Such observations make Junior a minor example of the “sensitive” protagonist that has been employed in weird fiction since E. T. A. Hoffmann and Edgar Allan Poe created characters whose heightened sensibilities made them especially attuned to preternatural sensations. But there is far less at stake in Jones’s narrative. Odd and sometimes gruesome things occur, but Junior’s sanity is never really in doubt–he is far too conscientious and self-effacing to come across as psychotic, even when sleepwalking–and his innocence doesn’t significantly reframe social conventions (as in Mark Twain’s or Stephen Crane’s stories of childhood, for example). Despite it’s sometimes demonic spirits and even some zombie dogs, the narrative radiates a too bright inner light. Even obscure events are presented with a rational efficiency, and even violent scenes are told with straightforward sobriety. The Oedipal drama plays out sans tragedy. There is a twist at the end, when the child’s narrative is replaced by that of his adult self. Junior grows up to be a fancydancer and a father, but an evil spirit haunts him. “When I was twelve years old, I mapped the interior of our home,” he says. “Now, sitting across from my little brother, I’m sketching out a map of the human heart, I guess. There’s more dark hallways than I knew. Rooms I thought I’d never have to enter. But I will…” (108).

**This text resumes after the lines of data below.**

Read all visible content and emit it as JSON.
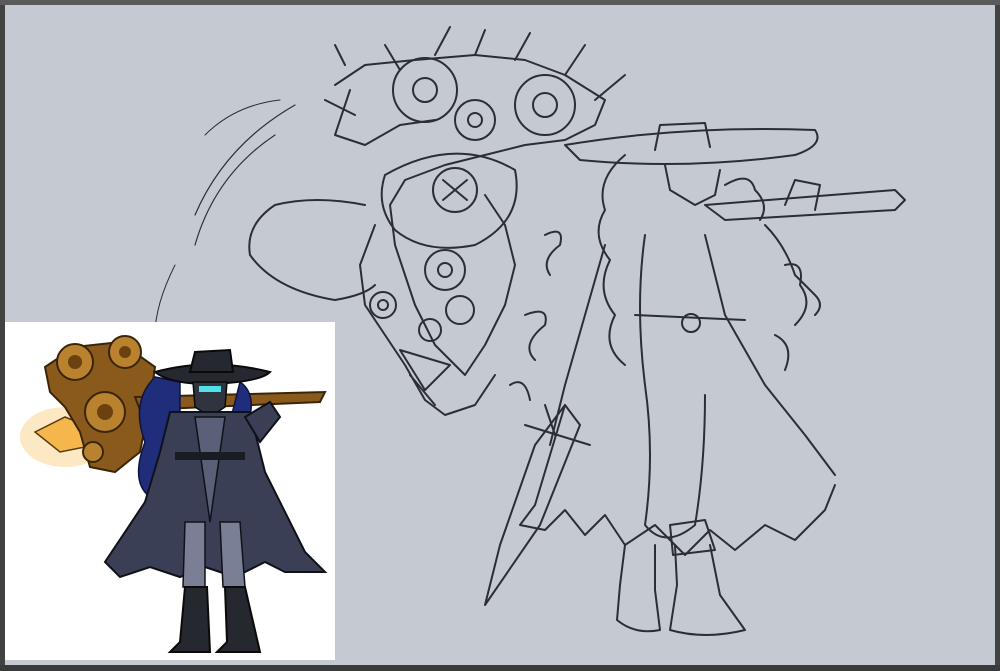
{
  "window": {
    "title": ""
  },
  "canvas": {
    "background_color": "#c5cad2",
    "sketch_line_color": "#2b2e33"
  },
  "reference_image": {
    "description_icon": "character-reference-icon",
    "palette": [
      "#3b3f55",
      "#1f2d7a",
      "#8a5a1c",
      "#f5b74c",
      "#25292f"
    ]
  }
}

A similar story (father / son relations on the reservation) but with much more genuine weirdness can be found in Jones’s short story collection, After the People Lights Have Gone Off (Dark House Press, 2014). In “Brushdogs,” a father narrates strange events observed while hunting Elk with his twelve-year-old son. In this story, the father’s name is Junior, his son Denny. As a “brushdog,” Denny’s job is to walk along a path in the forest a few miles further down the mountain, hopefully scaring Elk in his father’s direction. At one point, Junior has climbed to the top of a windswept knob; scanning the region through his rifle scope, he sees a similar hill, but with a cairn built on top. Curious, he wipes his face and readjusts the scope. When he looks again, his son, obviously lost and somewhat disheveled, is climbing the hill. He can’t bear to observe his son through the rifle scope, so he squints and waves instead. Denny doesn’t see him and when Junior looks again, his son is gone. It’s a sinister scenario, full of subtle tension that’s bolstered by the father’s gruff tenderness. Back in the truck, he doesn’t express his worry, love, or fear for his son, or even tell him that he was observed. The sentences are still simple and economical, but the unspoken and the mysterious are more powerfully felt, if only because an adult’s perspective is inevitably richer than a child’s. After another cairn appears and they go back into the woods, this fourteen-page story descends into an obscurity that is far more effective than anything in Mapping the Interior. I enjoyed this novella, but if you had to choose only one book by Stephen Graham Jones, I’d recommend the short story collection.

Next in my series of weird fiction reviews: a haunted house story for millennials, Jac Jemc’s The Grip of It.